Component data from apps and pages:
*** Begin section ***
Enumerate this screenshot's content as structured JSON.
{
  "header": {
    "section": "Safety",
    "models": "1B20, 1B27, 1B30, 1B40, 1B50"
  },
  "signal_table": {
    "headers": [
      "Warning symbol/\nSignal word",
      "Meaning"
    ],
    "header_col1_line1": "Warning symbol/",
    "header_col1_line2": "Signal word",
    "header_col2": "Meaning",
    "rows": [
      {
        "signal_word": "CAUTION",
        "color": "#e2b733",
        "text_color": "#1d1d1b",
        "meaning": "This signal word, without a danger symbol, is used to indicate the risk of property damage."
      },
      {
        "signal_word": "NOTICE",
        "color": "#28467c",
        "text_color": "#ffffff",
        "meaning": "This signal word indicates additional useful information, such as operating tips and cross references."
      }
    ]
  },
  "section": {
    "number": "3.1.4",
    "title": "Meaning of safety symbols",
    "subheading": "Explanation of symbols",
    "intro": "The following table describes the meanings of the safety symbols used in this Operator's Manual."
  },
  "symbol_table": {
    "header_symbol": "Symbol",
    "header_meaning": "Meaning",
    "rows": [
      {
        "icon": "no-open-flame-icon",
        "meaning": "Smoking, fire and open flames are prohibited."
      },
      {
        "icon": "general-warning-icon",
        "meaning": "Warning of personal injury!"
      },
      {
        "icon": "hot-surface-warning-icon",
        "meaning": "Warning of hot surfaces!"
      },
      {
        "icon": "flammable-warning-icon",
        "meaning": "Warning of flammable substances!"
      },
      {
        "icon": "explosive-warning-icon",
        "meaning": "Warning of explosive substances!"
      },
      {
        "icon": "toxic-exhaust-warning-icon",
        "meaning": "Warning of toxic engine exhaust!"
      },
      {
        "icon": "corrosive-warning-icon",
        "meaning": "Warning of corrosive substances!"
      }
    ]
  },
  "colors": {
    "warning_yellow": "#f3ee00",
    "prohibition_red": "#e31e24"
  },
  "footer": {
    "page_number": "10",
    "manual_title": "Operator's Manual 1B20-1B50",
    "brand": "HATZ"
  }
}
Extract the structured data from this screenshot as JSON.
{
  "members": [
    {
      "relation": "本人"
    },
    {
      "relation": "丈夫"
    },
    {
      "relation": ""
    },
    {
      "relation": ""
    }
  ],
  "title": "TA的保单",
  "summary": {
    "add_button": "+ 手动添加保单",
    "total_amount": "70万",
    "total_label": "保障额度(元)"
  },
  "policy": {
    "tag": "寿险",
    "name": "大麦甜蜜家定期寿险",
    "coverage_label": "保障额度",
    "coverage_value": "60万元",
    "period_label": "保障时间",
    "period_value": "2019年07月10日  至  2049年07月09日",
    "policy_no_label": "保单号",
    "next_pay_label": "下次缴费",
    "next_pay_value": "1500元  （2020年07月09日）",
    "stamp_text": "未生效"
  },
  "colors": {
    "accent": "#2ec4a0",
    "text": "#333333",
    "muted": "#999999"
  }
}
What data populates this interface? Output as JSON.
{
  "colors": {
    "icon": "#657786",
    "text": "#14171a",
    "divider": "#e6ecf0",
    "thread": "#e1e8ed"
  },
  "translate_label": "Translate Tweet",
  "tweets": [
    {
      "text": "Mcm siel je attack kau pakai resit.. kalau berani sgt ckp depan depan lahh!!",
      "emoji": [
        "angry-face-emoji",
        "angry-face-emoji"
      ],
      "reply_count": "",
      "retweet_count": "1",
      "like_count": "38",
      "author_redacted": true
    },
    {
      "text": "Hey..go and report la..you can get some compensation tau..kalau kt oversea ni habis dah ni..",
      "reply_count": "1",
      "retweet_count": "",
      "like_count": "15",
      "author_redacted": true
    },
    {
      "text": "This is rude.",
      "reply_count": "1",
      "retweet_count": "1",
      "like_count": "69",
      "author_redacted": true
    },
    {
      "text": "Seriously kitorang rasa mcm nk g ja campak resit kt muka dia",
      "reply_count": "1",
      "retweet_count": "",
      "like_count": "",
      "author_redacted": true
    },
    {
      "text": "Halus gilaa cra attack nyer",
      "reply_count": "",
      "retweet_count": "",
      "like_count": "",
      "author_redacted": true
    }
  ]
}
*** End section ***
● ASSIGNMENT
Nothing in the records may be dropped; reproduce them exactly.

● WRITTEN ANSWER
Enumerate this screenshot's content as structured JSON.
{
  "header": {
    "section": "Safety",
    "models": "1B20, 1B27, 1B30, 1B40, 1B50"
  },
  "signal_table": {
    "headers": [
      "Warning symbol/\nSignal word",
      "Meaning"
    ],
    "header_col1_line1": "Warning symbol/",
    "header_col1_line2": "Signal word",
    "header_col2": "Meaning",
    "rows": [
      {
        "signal_word": "CAUTION",
        "color": "#e2b733",
        "text_color": "#1d1d1b",
        "meaning": "This signal word, without a danger symbol, is used to indicate the risk of property damage."
      },
      {
        "signal_word": "NOTICE",
        "color": "#28467c",
        "text_color": "#ffffff",
        "meaning": "This signal word indicates additional useful information, such as operating tips and cross references."
      }
    ]
  },
  "section": {
    "number": "3.1.4",
    "title": "Meaning of safety symbols",
    "subheading": "Explanation of symbols",
    "intro": "The following table describes the meanings of the safety symbols used in this Operator's Manual."
  },
  "symbol_table": {
    "header_symbol": "Symbol",
    "header_meaning": "Meaning",
    "rows": [
      {
        "icon": "no-open-flame-icon",
        "meaning": "Smoking, fire and open flames are prohibited."
      },
      {
        "icon": "general-warning-icon",
        "meaning": "Warning of personal injury!"
      },
      {
        "icon": "hot-surface-warning-icon",
        "meaning": "Warning of hot surfaces!"
      },
      {
        "icon": "flammable-warning-icon",
        "meaning": "Warning of flammable substances!"
      },
      {
        "icon": "explosive-warning-icon",
        "meaning": "Warning of explosive substances!"
      },
      {
        "icon": "toxic-exhaust-warning-icon",
        "meaning": "Warning of toxic engine exhaust!"
      },
      {
        "icon": "corrosive-warning-icon",
        "meaning": "Warning of corrosive substances!"
      }
    ]
  },
  "colors": {
    "warning_yellow": "#f3ee00",
    "prohibition_red": "#e31e24"
  },
  "footer": {
    "page_number": "10",
    "manual_title": "Operator's Manual 1B20-1B50",
    "brand": "HATZ"
  }
}
Extract the structured data from this screenshot as JSON.
{
  "members": [
    {
      "relation": "本人"
    },
    {
      "relation": "丈夫"
    },
    {
      "relation": ""
    },
    {
      "relation": ""
    }
  ],
  "title": "TA的保单",
  "summary": {
    "add_button": "+ 手动添加保单",
    "total_amount": "70万",
    "total_label": "保障额度(元)"
  },
  "policy": {
    "tag": "寿险",
    "name": "大麦甜蜜家定期寿险",
    "coverage_label": "保障额度",
    "coverage_value": "60万元",
    "period_label": "保障时间",
    "period_value": "2019年07月10日  至  2049年07月09日",
    "policy_no_label": "保单号",
    "next_pay_label": "下次缴费",
    "next_pay_value": "1500元  （2020年07月09日）",
    "stamp_text": "未生效"
  },
  "colors": {
    "accent": "#2ec4a0",
    "text": "#333333",
    "muted": "#999999"
  }
}
What data populates this interface? Output as JSON.
{
  "colors": {
    "icon": "#657786",
    "text": "#14171a",
    "divider": "#e6ecf0",
    "thread": "#e1e8ed"
  },
  "translate_label": "Translate Tweet",
  "tweets": [
    {
      "text": "Mcm siel je attack kau pakai resit.. kalau berani sgt ckp depan depan lahh!!",
      "emoji": [
        "angry-face-emoji",
        "angry-face-emoji"
      ],
      "reply_count": "",
      "retweet_count": "1",
      "like_count": "38",
      "author_redacted": true
    },
    {
      "text": "Hey..go and report la..you can get some compensation tau..kalau kt oversea ni habis dah ni..",
      "reply_count": "1",
      "retweet_count": "",
      "like_count": "15",
      "author_redacted": true
    },
    {
      "text": "This is rude.",
      "reply_count": "1",
      "retweet_count": "1",
      "like_count": "69",
      "author_redacted": true
    },
    {
      "text": "Seriously kitorang rasa mcm nk g ja campak resit kt muka dia",
      "reply_count": "1",
      "retweet_count": "",
      "like_count": "",
      "author_redacted": true
    },
    {
      "text": "Halus gilaa cra attack nyer",
      "reply_count": "",
      "retweet_count": "",
      "like_count": "",
      "author_redacted": true
    }
  ]
}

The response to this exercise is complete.